SOUBOUM, Cameroon — Many of the more than 1,500 people killed when a deadly bubble of gas burst from Lake Nios lie in shallow graves today, but thousands of unburied, rotting animal carcasses fueled fears of a possible epidemic.
Lt. Gen. James Tataw, who is heading clean-up efforts in the isolated northwest area of this tropical African nation, said Tuesday that he was worried rains would spread disease because there had been no time to bury the dead livestock.
He said bulldozers were en route to dispose of the carcasses, but added, "The cows have no relatives. Their burial will be the last. Priorities are for people."
Israeli army teams dispatched to the disaster scene said the fumes killed more than 7,000 cattle.
Buried on the Spot
Soldiers, working in stifling heat, shoveled the human casualties into shallow graves near where they had fallen.
"Some of them were in such a state that it was difficult to touch them," Tataw said.
Scientists speculated that steam laced with toxic gases wafted over a 10-square-mile area, burning and smothering victims after a huge bubble of gas burst through the surface of Lake Nios at about 9 p.m. Thursday.
The lemon-shaped lake lies in a basin with steep rock walls on three sides. Viewed from a helicopter Tuesday, it had the reddish-brown color of clay churned up from the bottom.
No sign of life could be seen in a lake-side village of clay brick huts.
The lush green mountains and tropical forests appeared untouched.
Lying in Yards
Gideon Taka, one of the first government officials to reach the stricken area, said he found most of the victims lying dead in their front yards with their clothing ripped.
Tataw took reporters to a two-room shack with a mound of freshly turned earth near the door and a single chicken strutting through the house.
"In this grave, I buried eight people yesterday," he said. "All the people, the goats, the pigs and the cows died. What surprises me is how that chicken survived."
In the village of Nios, a half-mile down the slope from the lake, officials said 1,000 people were killed.

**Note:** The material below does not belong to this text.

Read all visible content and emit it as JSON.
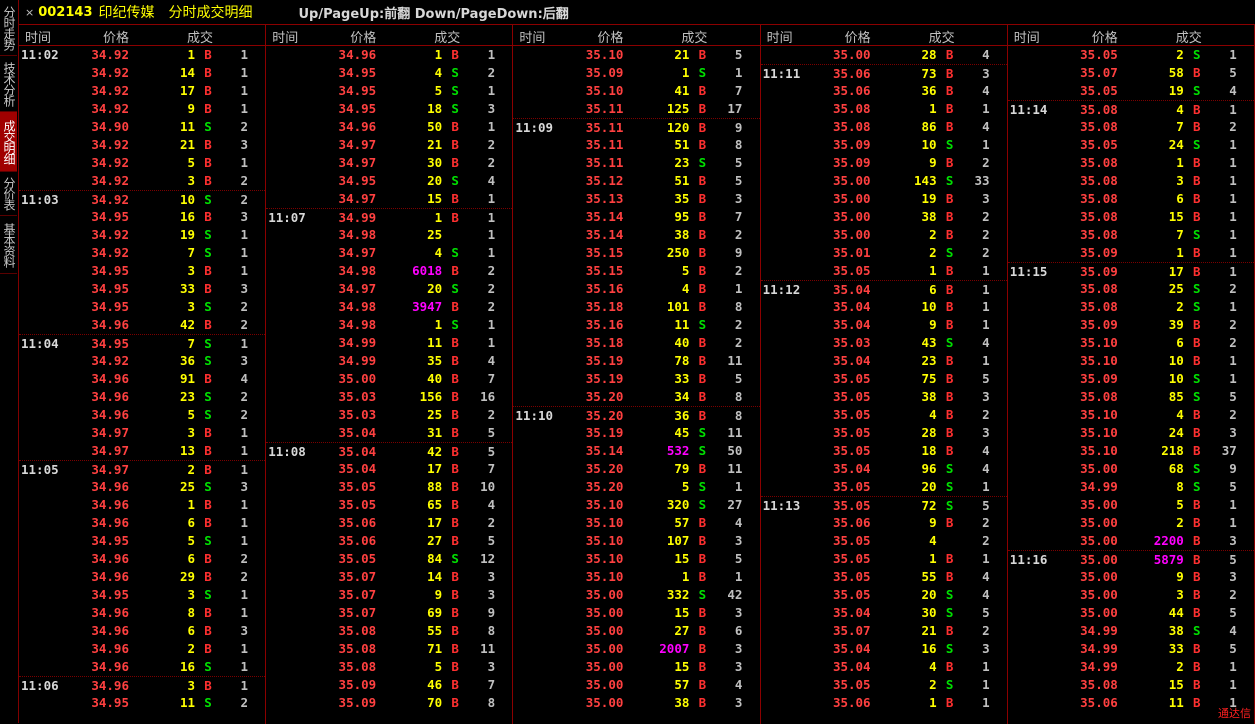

To their knowledge, only one woman and her child survived.
In Souboum, on the floor of the valley and about five miles from the lake, about 300 people died, while those living on higher ground survived, said Taka, chief of staff of Cameroon's ground forces.